━━ Exercise data ━━

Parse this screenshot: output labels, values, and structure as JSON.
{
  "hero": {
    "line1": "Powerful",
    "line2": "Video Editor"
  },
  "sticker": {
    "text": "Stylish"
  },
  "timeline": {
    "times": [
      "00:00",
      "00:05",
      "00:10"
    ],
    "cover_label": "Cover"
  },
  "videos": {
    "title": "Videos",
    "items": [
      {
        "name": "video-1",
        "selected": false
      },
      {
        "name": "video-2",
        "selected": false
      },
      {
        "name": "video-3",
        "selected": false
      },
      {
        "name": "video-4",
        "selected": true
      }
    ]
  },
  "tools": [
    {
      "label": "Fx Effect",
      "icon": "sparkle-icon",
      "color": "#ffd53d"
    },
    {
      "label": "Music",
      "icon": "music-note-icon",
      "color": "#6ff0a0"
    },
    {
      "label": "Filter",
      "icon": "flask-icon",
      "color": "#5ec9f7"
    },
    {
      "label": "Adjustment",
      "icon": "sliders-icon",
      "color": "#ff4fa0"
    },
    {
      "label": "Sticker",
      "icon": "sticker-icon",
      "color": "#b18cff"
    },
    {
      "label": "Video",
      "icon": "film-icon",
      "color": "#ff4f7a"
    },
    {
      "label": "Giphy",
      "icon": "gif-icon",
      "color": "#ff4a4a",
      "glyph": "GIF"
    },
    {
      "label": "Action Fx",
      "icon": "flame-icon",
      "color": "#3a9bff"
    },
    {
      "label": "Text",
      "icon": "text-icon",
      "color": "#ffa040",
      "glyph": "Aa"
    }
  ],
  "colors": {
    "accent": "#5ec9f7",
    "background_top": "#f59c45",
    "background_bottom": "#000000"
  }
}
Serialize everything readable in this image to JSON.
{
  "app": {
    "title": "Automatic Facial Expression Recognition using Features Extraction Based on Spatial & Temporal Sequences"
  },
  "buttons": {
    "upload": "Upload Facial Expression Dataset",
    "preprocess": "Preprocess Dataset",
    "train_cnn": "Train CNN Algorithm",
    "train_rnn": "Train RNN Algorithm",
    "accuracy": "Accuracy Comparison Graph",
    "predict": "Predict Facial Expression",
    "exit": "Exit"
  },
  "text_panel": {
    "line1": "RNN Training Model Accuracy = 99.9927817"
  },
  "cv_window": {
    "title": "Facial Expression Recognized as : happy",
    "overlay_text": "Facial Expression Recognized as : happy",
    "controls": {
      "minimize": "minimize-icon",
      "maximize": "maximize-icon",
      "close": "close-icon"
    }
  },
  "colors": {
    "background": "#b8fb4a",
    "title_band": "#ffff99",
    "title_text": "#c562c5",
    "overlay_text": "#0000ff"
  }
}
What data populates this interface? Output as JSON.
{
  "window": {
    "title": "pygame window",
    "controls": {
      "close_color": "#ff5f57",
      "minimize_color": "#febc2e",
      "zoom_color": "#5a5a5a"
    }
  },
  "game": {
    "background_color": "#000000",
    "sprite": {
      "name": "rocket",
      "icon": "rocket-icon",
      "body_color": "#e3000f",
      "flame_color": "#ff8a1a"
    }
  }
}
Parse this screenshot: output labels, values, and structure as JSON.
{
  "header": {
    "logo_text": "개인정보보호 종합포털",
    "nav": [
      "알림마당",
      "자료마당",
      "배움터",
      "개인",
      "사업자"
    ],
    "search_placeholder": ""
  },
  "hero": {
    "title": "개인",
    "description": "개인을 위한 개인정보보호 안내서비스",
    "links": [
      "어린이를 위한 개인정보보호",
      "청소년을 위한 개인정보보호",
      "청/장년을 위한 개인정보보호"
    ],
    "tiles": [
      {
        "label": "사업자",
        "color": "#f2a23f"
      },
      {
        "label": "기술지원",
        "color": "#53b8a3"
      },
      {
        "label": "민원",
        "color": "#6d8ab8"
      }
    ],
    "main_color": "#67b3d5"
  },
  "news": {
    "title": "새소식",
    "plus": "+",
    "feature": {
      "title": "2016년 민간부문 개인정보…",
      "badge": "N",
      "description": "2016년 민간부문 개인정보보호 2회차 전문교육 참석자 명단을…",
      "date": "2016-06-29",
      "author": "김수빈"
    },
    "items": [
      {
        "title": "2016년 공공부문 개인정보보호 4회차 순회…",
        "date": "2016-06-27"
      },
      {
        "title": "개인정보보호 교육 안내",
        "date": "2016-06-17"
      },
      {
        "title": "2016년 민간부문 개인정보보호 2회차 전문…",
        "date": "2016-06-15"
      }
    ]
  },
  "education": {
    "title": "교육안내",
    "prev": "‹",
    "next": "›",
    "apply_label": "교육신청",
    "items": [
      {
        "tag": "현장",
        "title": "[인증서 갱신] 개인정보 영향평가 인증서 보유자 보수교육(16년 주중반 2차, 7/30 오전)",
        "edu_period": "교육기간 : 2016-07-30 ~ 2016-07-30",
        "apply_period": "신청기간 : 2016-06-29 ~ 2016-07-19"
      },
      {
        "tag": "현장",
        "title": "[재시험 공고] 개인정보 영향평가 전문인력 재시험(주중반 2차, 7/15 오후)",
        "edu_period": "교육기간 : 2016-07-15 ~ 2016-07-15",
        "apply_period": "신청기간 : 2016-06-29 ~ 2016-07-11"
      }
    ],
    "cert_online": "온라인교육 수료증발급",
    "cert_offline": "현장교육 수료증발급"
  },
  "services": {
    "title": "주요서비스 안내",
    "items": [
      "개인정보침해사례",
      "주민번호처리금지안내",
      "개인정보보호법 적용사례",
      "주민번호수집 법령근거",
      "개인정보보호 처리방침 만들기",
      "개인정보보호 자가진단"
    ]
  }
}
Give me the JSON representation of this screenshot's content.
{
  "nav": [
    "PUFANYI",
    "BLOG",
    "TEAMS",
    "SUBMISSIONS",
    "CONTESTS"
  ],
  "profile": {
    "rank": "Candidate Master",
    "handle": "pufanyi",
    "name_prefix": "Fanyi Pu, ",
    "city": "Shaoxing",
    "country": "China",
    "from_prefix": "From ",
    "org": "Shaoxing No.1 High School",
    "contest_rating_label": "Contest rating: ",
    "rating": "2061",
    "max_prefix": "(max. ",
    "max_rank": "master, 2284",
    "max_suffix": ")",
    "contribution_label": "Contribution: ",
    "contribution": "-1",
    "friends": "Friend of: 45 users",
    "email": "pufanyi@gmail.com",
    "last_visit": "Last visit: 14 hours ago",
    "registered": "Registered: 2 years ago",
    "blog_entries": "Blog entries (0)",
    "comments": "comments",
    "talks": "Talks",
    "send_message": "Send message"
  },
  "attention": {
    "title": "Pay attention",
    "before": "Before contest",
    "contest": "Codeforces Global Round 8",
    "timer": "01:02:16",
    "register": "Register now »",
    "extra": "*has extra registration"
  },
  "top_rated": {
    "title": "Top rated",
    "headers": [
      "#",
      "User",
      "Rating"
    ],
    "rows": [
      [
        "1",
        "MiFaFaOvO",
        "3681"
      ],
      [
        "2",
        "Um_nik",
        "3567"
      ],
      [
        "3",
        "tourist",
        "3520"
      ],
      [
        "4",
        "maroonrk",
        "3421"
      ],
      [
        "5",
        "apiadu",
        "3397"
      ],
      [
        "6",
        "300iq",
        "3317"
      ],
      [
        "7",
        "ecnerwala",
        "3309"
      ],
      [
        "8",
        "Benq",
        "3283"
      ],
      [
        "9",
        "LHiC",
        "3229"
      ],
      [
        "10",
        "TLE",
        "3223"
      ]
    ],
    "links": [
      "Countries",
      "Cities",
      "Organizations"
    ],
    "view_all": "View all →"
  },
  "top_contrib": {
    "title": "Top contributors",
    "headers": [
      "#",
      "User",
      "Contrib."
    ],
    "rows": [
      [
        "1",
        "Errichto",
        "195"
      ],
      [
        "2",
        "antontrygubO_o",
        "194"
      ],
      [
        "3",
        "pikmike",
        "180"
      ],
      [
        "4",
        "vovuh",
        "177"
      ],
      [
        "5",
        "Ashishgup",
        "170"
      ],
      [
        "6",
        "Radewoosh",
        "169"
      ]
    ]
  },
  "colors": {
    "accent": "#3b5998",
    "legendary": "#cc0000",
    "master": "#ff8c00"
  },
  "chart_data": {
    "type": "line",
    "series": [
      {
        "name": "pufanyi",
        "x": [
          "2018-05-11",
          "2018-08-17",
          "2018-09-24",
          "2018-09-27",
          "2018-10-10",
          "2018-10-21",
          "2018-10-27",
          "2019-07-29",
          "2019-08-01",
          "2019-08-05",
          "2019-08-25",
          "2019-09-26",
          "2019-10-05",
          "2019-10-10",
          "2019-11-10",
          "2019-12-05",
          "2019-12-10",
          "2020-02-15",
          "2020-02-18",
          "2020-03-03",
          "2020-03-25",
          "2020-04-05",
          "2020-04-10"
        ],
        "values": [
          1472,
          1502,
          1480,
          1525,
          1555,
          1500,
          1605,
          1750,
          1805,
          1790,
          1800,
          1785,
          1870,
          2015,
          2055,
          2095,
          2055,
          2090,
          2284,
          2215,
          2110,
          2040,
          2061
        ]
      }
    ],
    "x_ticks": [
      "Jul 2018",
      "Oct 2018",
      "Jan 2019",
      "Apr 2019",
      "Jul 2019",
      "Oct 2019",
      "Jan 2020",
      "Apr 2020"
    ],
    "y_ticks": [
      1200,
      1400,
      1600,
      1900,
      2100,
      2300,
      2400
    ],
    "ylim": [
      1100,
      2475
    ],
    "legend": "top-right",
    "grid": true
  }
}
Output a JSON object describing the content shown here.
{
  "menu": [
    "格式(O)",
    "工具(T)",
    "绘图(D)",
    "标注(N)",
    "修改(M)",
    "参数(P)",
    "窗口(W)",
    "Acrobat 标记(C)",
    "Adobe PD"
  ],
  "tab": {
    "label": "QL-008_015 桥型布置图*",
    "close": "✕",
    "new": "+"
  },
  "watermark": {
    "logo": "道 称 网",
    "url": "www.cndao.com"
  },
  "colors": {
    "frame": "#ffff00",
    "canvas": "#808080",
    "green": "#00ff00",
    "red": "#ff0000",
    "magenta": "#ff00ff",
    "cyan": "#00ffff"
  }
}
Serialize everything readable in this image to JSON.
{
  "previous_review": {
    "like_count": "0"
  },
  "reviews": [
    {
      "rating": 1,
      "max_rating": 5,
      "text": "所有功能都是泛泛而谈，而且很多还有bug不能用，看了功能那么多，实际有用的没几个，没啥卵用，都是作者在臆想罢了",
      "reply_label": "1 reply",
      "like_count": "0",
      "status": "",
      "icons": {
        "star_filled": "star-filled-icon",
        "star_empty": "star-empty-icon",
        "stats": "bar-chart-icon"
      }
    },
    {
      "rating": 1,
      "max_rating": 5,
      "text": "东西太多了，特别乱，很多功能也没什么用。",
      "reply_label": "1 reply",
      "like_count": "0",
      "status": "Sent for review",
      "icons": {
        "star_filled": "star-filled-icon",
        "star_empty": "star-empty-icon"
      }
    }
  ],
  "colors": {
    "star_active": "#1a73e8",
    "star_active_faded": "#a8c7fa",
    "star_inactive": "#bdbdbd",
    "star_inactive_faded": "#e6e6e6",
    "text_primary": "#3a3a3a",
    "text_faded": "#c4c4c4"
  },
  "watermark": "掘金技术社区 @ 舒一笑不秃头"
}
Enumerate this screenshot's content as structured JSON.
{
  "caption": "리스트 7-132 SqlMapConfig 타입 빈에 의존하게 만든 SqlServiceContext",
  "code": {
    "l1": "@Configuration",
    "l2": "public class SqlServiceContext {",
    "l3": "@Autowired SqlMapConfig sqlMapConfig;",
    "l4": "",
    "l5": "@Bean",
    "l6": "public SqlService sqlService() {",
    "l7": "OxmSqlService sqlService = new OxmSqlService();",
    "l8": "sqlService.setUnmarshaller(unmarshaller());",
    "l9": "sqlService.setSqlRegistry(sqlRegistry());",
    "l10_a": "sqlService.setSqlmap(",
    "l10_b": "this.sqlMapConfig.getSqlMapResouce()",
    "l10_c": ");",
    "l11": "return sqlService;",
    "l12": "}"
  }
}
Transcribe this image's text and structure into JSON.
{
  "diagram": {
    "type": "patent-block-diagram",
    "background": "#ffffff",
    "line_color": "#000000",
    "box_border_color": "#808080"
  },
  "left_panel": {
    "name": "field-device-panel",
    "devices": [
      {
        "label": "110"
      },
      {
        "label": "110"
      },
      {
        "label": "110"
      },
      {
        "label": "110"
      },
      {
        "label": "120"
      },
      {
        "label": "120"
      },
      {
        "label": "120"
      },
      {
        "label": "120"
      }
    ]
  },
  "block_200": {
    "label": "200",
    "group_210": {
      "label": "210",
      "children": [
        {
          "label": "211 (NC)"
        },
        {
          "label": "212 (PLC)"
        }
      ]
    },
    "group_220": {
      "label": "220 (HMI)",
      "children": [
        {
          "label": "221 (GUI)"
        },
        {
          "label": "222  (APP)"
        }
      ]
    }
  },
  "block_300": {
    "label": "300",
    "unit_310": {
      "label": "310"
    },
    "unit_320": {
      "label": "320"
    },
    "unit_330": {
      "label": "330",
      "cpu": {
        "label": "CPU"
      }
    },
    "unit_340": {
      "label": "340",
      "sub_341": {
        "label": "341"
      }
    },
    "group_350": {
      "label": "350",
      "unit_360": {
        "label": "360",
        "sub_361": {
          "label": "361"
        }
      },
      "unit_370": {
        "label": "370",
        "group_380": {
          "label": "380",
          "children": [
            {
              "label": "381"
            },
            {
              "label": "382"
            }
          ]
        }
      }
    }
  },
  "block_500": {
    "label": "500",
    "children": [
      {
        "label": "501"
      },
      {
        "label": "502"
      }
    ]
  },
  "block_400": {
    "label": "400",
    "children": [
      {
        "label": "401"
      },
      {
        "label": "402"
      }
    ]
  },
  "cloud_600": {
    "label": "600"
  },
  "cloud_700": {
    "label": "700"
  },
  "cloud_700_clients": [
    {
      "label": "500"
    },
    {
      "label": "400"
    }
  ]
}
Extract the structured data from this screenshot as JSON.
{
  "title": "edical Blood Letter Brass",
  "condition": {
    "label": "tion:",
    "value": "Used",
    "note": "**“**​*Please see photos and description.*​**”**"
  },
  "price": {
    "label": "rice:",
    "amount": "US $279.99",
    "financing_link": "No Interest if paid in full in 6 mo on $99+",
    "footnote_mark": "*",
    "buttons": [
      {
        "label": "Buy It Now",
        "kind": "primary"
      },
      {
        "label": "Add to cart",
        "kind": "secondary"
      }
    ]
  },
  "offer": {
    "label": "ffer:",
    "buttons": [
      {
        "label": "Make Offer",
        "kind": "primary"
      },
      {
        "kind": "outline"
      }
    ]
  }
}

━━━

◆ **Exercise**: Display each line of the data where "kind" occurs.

◆ **Answer space**:
        "kind": "primary"
        "kind": "secondary"
        "kind": "primary"
        "kind": "outline"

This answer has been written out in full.